Today is Veteran’s Day – Remembrance Day or Armistice Day depending on where you are in the world. On this day, there will be ceremonies and services to encourage citizens to take time to recognize and remember the sacrifices of those who serve in our military.
I have many family members who are veterans and who currently serve in branches of the armed forces. My father, uncles, cousins, a brother-in-law and a nephew have been or are enlisted. I have friends and family who are stationed at bases in the United States and across the world.
I may not always agree with politicians or the agenda put forth by an administration, but I do appreciate and value the sacrifice made by the men and women who have to implement the strategy and action plan. Military service in the United States is voluntary. The men and women who don our country’s uniform each day do it because they want to. Their reasons may be varied, but at the end of the day they are the ones boarding a ship, jumping out of a plane or heaving a heavy pack over a dusty road to the next post.
When I was in high school, I received calls from colleges and universities encouraging me to apply. One day I received a call from an Army recruiter. He wanted to know if I had thought about a career serving my country. I laughed, and told him until the basic training requirement was waived, I wouldn’t be joining the military. Once he learned why, he was apologetically eager to end the call.
Besides the obvious lack of physical skill, I doubt I would have made a good soldier. I question authority. I don’t blindly take orders which don’t seem logical to me without asking why. I never make my bed. My brother-in-law, who was career military, told me those are important soldier skills.
I think there are more. The military men and women I know are all brave, but they also admit fear. The difference is they are willing to face their fears for something larger than themselves. They leave family, friends and loved ones to perform tasks they know may never be acknowledged due to politics. Far too many pay the ultimate sacrifice or end up returning home with life changing injuries.
If you do an online search for “support the troops” you will find many organizations and charities with the mission of assisting active duty soldiers or veterans. Many of these provide opportunities for you to adopt a troop or send letters to someone currently deployed. My nephew, who was stationed in Afghanistan 8 years ago, said cards and letters were great mood lifters. Who doesn’t like to receive a thank you note every now and then? If you want to send a real thank you note to a United States soldier, you can go to A Million Thanks. They accept generic letters at their California mailing address and at drop-off locations throughout the country.

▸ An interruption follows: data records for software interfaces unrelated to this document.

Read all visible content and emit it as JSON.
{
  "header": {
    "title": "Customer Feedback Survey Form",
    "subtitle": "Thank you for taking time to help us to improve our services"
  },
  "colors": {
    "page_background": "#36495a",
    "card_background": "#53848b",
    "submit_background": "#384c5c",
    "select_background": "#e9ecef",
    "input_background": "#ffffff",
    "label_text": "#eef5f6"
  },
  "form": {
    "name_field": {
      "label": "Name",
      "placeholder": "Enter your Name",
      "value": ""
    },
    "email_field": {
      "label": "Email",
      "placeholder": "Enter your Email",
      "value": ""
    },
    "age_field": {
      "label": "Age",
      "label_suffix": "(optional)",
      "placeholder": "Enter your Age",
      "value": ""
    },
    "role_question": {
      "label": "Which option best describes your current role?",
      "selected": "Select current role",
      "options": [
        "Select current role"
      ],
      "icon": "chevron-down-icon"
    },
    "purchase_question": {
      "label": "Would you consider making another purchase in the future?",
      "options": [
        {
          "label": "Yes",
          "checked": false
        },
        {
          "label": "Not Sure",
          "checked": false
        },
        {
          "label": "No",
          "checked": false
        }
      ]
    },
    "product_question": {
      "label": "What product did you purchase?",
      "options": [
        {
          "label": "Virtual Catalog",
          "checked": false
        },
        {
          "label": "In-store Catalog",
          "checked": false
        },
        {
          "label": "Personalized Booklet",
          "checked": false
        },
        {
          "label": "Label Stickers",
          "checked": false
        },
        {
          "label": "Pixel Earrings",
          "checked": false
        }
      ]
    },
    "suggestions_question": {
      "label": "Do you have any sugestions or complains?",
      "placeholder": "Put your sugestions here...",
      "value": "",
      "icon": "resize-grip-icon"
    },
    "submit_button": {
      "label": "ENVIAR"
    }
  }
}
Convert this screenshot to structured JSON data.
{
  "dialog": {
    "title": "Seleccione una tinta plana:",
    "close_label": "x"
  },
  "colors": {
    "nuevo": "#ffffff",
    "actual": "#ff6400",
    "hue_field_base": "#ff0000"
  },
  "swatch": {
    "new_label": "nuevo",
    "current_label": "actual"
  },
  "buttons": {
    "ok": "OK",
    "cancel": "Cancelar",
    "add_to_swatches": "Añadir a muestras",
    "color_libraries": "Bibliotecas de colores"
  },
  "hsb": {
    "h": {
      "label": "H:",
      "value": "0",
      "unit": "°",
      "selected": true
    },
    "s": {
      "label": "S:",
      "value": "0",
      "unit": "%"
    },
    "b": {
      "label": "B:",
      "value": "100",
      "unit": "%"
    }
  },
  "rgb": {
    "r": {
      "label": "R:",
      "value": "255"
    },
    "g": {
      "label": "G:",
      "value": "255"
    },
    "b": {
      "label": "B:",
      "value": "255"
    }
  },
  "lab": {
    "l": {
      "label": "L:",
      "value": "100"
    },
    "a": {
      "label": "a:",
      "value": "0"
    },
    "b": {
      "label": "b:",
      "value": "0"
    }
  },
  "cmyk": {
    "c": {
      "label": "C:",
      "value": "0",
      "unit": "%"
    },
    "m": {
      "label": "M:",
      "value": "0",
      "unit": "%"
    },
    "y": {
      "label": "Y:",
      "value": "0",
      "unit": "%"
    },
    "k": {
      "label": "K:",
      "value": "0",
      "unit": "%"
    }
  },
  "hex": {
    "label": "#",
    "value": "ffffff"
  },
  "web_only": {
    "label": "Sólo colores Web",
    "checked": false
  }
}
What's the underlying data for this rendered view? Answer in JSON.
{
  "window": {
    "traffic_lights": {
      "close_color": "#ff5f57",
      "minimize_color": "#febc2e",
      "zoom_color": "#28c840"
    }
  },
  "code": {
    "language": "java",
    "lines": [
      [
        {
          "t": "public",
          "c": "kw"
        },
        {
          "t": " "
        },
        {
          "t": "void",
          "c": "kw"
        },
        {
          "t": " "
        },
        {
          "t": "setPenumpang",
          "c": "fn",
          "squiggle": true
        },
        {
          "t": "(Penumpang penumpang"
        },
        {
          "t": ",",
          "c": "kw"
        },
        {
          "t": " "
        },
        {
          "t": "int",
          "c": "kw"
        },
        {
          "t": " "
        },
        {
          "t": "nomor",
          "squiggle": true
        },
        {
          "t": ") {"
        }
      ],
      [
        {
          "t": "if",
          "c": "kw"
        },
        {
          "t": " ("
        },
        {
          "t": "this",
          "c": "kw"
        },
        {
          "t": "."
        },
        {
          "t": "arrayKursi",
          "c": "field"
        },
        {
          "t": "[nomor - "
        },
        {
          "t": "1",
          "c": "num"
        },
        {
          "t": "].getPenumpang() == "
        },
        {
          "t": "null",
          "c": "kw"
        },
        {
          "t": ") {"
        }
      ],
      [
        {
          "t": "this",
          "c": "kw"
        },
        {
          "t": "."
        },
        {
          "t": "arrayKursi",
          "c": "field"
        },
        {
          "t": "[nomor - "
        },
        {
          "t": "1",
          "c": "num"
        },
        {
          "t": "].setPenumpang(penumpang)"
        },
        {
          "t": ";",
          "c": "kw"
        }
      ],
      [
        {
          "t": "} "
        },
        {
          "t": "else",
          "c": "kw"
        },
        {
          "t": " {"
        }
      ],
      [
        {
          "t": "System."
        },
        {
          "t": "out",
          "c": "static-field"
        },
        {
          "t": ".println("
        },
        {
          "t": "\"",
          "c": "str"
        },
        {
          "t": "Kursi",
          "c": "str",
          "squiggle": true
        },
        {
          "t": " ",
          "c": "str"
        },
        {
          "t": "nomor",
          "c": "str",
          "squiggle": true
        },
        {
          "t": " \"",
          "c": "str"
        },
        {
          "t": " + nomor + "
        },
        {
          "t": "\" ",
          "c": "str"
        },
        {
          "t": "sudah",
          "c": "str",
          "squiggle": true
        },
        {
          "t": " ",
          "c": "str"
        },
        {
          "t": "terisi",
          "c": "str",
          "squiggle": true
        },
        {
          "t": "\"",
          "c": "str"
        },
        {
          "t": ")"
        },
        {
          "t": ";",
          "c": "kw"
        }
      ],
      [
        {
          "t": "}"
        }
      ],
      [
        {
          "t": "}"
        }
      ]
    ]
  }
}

So – to all who serve and have served, wherever you are – thank you. I appreciate your sacrifice. I honor your skills and talents. I am grateful to live in a land where I have basic civil rights because people were willing to fight and die for me to have those rights.
How are you saying “thank you” on Veteran’s Day? Share a memory of a Veteran you honor in the comments below.